§ Task prompt: Below are the records; how many of their lines contain "name"? Reply only with that figure.

§ Excerpted records:
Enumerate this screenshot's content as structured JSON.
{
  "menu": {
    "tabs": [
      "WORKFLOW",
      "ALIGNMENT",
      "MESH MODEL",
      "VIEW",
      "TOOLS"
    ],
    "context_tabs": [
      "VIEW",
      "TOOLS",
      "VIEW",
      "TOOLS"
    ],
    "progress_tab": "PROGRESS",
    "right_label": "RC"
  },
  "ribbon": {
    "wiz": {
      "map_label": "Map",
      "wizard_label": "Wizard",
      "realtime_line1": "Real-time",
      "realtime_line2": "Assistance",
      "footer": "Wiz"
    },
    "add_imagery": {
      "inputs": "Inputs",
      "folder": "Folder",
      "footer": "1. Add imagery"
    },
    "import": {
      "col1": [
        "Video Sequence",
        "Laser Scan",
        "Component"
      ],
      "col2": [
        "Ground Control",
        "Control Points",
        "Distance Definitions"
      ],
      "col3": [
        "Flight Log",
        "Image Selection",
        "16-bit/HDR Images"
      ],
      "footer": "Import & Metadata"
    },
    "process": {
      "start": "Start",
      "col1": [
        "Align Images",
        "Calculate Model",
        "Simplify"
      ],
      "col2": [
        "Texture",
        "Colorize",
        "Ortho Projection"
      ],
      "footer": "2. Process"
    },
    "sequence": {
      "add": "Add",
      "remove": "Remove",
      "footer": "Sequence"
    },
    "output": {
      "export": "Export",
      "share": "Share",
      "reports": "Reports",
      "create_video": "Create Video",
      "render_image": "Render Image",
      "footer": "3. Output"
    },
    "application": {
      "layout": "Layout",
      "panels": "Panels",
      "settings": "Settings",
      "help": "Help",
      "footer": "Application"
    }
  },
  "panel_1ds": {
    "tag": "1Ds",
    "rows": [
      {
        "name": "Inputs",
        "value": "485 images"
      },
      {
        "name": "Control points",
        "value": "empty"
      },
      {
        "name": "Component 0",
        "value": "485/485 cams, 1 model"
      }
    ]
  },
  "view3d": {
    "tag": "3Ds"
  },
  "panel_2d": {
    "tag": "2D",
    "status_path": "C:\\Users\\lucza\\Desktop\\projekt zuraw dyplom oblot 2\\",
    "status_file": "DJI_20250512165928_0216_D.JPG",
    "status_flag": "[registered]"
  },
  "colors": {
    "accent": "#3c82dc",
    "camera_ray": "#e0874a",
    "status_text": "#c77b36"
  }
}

§ Solution to this exercise: 3